AURORA, Colo. — This week, Douglas County commissioners and the Douglas County Sheriff’s Office sent a letter to Aurora Mayor Mike Coffman asking the mayor or a city representative to join the county’s Homeless Initiative Executive Committee and engage in discussions about resources for people experiencing homelessness.
Last week, Coffman publicly expressed concerns over the Doulgas County Jail-based Reintegration Program, which helps recently released homeless inmates find shelters and resources. Sometimes, those inmates are transported to other cities. like Aurora.
The letter to Coffman reads in part, “One contributing factor to the growth of the unsheltered is the lack of public transportation in Castle Rock. This is an issue for the 76.59% (Jan – May 2022) of those being released from our county jail – in Castle Rock – who are not from Douglas County and have no transportation options to return to their originating community or the community to which they have ties.”
Coffman said he wants Douglas County to stop transporting the unsheltered to his city.
“I think it sets a very bad precedent in Colorado, where it is the goal of one jurisdiction is to take, export its homeless to others,” the mayor said. “I think Douglas County, number one, needs to realize that it has responsibilities. ”
Douglas County lacks emergency shelters, and many taxpayers have pushed back against plans to build them.
Coffman told Denver7 he was not interested in an intergovernmental agreement regarding resources for the unsheltered.

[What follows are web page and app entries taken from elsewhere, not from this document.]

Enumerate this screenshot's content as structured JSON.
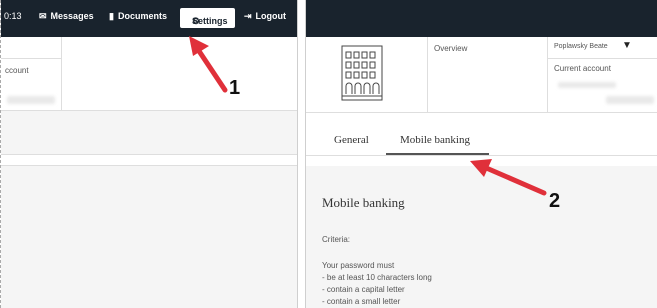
{
  "left_panel": {
    "time": "0:13",
    "nav": {
      "messages": "Messages",
      "documents": "Documents",
      "settings": "Settings",
      "logout": "Logout"
    },
    "account_partial": "ccount"
  },
  "right_panel": {
    "overview_label": "Overview",
    "user_name": "Poplawsky Beate",
    "current_account_label": "Current account",
    "tabs": {
      "general": "General",
      "mobile_banking": "Mobile banking"
    },
    "section_title": "Mobile banking",
    "criteria_label": "Criteria:",
    "password_intro": "Your password must",
    "rules": [
      "- be at least 10 characters long",
      "- contain a capital letter",
      "- contain a small letter"
    ]
  },
  "annotations": {
    "step1": "1",
    "step2": "2"
  },
  "colors": {
    "topbar": "#19232d",
    "arrow": "#e0303a",
    "tab_underline": "#555555"
  }
}
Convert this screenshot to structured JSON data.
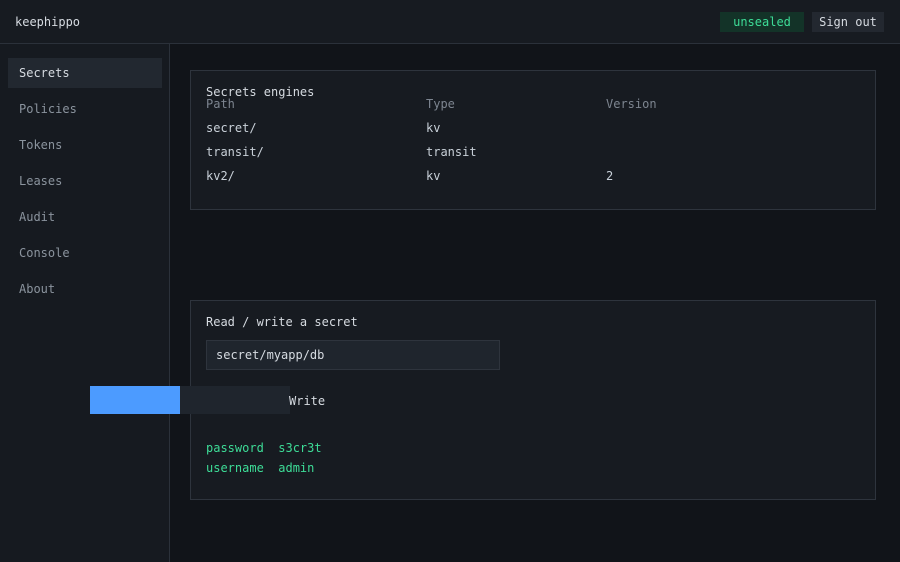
{
  "header": {
    "brand": "keephippo",
    "seal_status": "unsealed",
    "signout_label": "Sign out"
  },
  "sidebar": {
    "items": [
      {
        "label": "Secrets",
        "active": true
      },
      {
        "label": "Policies"
      },
      {
        "label": "Tokens"
      },
      {
        "label": "Leases"
      },
      {
        "label": "Audit"
      },
      {
        "label": "Console"
      },
      {
        "label": "About"
      }
    ]
  },
  "engines": {
    "title": "Secrets engines",
    "columns": [
      "Path",
      "Type",
      "Version"
    ],
    "rows": [
      {
        "path": "secret/",
        "type": "kv",
        "version": ""
      },
      {
        "path": "transit/",
        "type": "transit",
        "version": ""
      },
      {
        "path": "kv2/",
        "type": "kv",
        "version": "2"
      }
    ]
  },
  "secret_form": {
    "title": "Read / write a secret",
    "path_value": "secret/myapp/db",
    "write_label": "Write",
    "result": [
      {
        "key": "password",
        "value": "s3cr3t"
      },
      {
        "key": "username",
        "value": "admin"
      }
    ]
  },
  "colors": {
    "accent": "#4c9bff",
    "success": "#3ddc97",
    "background": "#111419"
  }
}
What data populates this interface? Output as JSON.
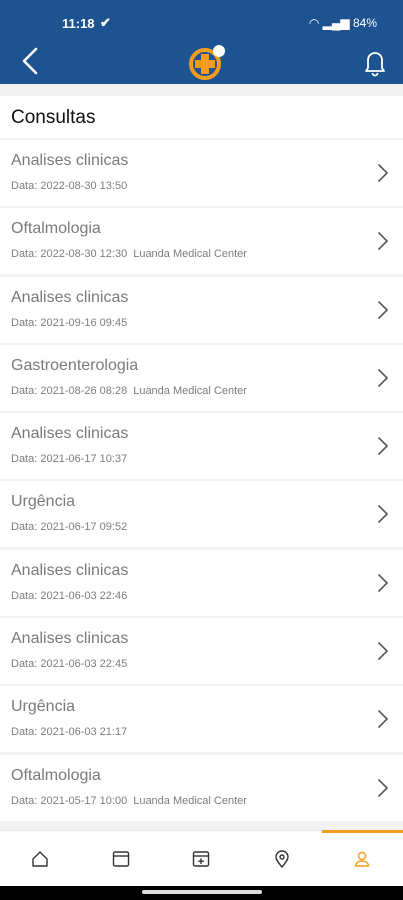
{
  "status": {
    "time": "11:18",
    "battery": "84%"
  },
  "section": {
    "title": "Consultas"
  },
  "appointments": [
    {
      "title": "Analises clinicas",
      "date": "Data: 2022-08-30 13:50",
      "location": ""
    },
    {
      "title": "Oftalmologia",
      "date": "Data: 2022-08-30 12:30",
      "location": "Luanda Medical Center"
    },
    {
      "title": "Analises clinicas",
      "date": "Data: 2021-09-16 09:45",
      "location": ""
    },
    {
      "title": "Gastroenterologia",
      "date": "Data: 2021-08-26 08:28",
      "location": "Luanda Medical Center"
    },
    {
      "title": "Analises clinicas",
      "date": "Data: 2021-06-17 10:37",
      "location": ""
    },
    {
      "title": "Urgência",
      "date": "Data: 2021-06-17 09:52",
      "location": ""
    },
    {
      "title": "Analises clinicas",
      "date": "Data: 2021-06-03 22:46",
      "location": ""
    },
    {
      "title": "Analises clinicas",
      "date": "Data: 2021-06-03 22:45",
      "location": ""
    },
    {
      "title": "Urgência",
      "date": "Data: 2021-06-03 21:17",
      "location": ""
    },
    {
      "title": "Oftalmologia",
      "date": "Data: 2021-05-17 10:00",
      "location": "Luanda Medical Center"
    }
  ],
  "nav": [
    {
      "icon": "home-icon"
    },
    {
      "icon": "calendar-icon"
    },
    {
      "icon": "calendar-add-icon"
    },
    {
      "icon": "location-pin-icon"
    },
    {
      "icon": "user-icon",
      "active": true
    }
  ],
  "colors": {
    "header": "#1c5390",
    "accent": "#f39c1f"
  }
}
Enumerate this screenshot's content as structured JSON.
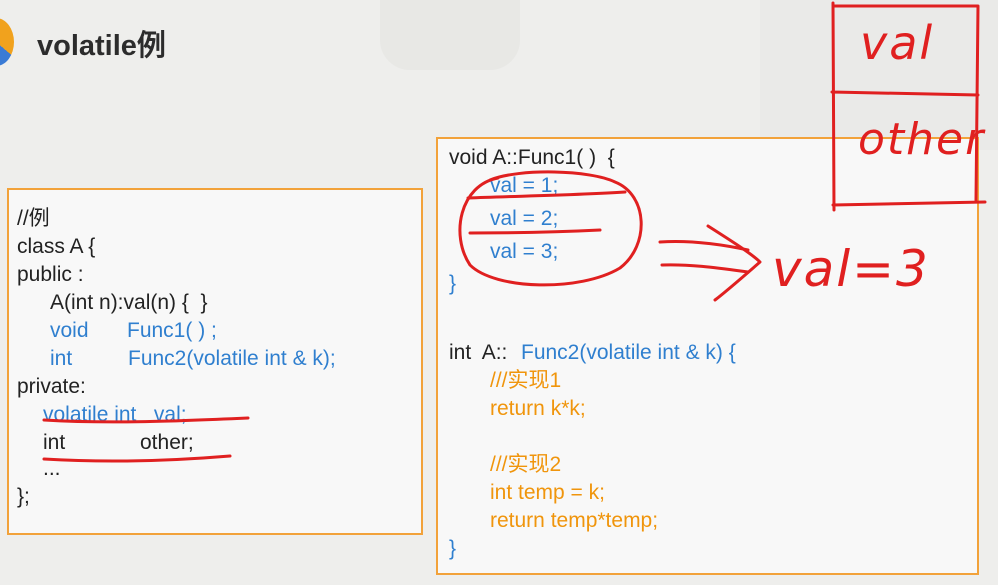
{
  "slide": {
    "title": "volatile例"
  },
  "left_code": {
    "lines": [
      "//例",
      "class A {",
      "public :",
      "A(int n):val(n) {  }",
      "void",
      "Func1( ) ;",
      "int",
      "Func2(volatile int & k);",
      "private:",
      "volatile int   val;",
      "int",
      "other;",
      "...",
      "};"
    ]
  },
  "right_code": {
    "lines": [
      "void A::Func1( )  {",
      "val = 1;",
      "val = 2;",
      "val = 3;",
      "}",
      "int  A::",
      "Func2(volatile int & k) {",
      "///实现1",
      "return k*k;",
      "///实现2",
      "int temp = k;",
      "return temp*temp;",
      "}"
    ]
  },
  "annotations": {
    "memory_cells": [
      "val",
      "other"
    ],
    "result_note": "val=3",
    "ink_color": "#e02020"
  },
  "colors": {
    "keyword_blue": "#2f7fcf",
    "impl_orange": "#f0950c",
    "box_border": "#f2a23a"
  }
}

“I informed [Sheriff Tony Spurlock] yesterday, that I wouldn't be negotiating an agreement,” Coffman said.
While Coffman and Spurlock continue discussions surrounding the issue, Aurora’s nonprofits are struggling to keep up with an increase in demand for services.

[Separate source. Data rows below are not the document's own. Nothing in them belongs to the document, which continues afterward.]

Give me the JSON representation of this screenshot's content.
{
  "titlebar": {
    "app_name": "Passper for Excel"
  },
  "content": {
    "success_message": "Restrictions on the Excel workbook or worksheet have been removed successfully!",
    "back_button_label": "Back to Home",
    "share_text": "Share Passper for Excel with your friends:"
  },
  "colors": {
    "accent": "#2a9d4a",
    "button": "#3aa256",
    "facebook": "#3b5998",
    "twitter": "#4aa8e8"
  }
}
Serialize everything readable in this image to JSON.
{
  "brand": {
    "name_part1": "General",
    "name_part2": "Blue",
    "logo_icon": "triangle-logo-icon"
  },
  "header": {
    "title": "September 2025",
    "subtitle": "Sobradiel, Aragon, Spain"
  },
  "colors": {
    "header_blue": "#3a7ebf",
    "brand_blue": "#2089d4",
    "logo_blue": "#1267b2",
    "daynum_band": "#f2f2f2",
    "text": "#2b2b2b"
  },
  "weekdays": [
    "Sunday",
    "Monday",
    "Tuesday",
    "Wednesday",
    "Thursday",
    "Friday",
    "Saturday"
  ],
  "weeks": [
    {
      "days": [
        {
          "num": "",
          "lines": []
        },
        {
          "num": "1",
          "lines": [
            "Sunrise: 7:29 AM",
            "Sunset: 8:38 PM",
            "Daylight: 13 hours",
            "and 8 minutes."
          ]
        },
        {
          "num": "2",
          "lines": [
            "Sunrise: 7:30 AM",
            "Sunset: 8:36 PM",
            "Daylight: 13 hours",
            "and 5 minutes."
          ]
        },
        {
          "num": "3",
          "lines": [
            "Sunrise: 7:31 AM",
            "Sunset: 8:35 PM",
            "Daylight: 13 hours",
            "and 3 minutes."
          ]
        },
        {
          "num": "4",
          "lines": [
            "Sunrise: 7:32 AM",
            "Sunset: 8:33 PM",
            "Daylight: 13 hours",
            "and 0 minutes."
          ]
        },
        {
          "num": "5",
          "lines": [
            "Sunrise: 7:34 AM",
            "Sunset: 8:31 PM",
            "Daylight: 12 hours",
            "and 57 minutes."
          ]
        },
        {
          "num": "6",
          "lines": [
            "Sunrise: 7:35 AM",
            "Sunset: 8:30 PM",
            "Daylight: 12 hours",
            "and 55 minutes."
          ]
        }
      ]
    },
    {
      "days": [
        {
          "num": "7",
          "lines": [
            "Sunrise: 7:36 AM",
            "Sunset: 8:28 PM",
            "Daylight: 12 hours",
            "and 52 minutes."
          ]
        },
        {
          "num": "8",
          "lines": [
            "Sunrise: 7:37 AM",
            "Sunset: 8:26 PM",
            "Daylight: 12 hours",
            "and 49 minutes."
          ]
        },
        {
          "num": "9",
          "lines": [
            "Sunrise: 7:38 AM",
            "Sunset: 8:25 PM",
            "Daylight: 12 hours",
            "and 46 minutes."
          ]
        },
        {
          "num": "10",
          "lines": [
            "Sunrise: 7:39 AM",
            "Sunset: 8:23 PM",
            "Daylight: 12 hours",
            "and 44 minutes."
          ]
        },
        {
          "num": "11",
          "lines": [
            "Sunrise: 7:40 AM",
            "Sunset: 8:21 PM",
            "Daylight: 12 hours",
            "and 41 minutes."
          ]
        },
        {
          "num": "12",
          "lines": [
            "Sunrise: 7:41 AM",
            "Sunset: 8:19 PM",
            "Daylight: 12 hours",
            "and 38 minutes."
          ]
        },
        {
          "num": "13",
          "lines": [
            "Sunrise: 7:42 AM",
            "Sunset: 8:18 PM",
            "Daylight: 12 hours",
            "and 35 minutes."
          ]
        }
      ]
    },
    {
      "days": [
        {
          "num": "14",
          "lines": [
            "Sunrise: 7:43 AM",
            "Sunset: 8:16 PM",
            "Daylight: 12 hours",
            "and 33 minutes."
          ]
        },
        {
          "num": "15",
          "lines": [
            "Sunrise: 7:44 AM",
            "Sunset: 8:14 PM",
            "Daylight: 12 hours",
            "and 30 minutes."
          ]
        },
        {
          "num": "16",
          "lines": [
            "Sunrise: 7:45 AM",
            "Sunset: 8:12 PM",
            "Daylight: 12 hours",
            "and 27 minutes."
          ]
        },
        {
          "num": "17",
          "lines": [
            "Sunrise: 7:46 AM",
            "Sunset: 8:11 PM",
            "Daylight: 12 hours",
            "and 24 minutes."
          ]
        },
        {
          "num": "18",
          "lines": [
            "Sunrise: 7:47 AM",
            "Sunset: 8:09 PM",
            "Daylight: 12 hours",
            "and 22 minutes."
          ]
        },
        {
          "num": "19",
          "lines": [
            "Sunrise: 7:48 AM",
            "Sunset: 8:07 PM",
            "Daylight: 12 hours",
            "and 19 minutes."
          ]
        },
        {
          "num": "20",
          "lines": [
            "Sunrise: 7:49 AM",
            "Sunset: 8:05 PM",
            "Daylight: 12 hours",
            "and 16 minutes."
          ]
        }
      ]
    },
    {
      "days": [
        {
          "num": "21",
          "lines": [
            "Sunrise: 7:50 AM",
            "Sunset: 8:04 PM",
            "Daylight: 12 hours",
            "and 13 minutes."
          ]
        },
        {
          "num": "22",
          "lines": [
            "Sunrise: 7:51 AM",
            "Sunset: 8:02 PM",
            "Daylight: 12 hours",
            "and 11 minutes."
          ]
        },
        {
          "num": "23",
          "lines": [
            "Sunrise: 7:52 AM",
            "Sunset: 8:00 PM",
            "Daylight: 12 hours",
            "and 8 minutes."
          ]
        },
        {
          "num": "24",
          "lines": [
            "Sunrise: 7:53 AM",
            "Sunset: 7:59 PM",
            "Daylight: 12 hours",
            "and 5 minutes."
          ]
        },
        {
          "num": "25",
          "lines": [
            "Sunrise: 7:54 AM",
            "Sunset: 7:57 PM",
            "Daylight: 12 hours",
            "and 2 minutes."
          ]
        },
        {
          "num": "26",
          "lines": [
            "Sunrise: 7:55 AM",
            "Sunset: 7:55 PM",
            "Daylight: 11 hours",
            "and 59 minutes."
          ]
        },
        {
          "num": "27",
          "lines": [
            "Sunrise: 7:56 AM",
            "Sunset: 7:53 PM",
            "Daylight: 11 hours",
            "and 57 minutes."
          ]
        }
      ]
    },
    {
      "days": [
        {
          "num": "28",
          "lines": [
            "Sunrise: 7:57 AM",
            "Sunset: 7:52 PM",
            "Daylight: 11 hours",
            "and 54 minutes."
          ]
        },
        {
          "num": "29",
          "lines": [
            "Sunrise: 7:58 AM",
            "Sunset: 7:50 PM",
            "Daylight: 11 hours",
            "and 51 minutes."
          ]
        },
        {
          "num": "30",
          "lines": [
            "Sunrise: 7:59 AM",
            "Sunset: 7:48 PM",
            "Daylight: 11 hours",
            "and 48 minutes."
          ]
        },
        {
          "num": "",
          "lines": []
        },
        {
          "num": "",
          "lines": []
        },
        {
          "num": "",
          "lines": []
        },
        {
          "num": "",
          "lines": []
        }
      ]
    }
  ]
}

“We have seen a 100% increase in requests for services,” Aurora Salvation Army Lieutenant Carl Esquivel said.
He said most of the increased demand is for shelter, food and utility payment help.
“We have 163 people in the waiting list as at our SOS site, which is our safe outdoor space on Peoria and 33rd,” Esquivel said.
Mile High Behavioral Healthcare communications director Anna Miller said her nonprofit has also experienced a large increase in demand for services.
“We will not turn anyone away,” Miller said. “I know people are working very hard behind the scenes to increase resources and really just provide a safe place for these individuals or families as they get back on their feet.”
But Miller said at a time when rent prices and inflation are skyrocketing, city, county, and state leaders can accomplish more by working together.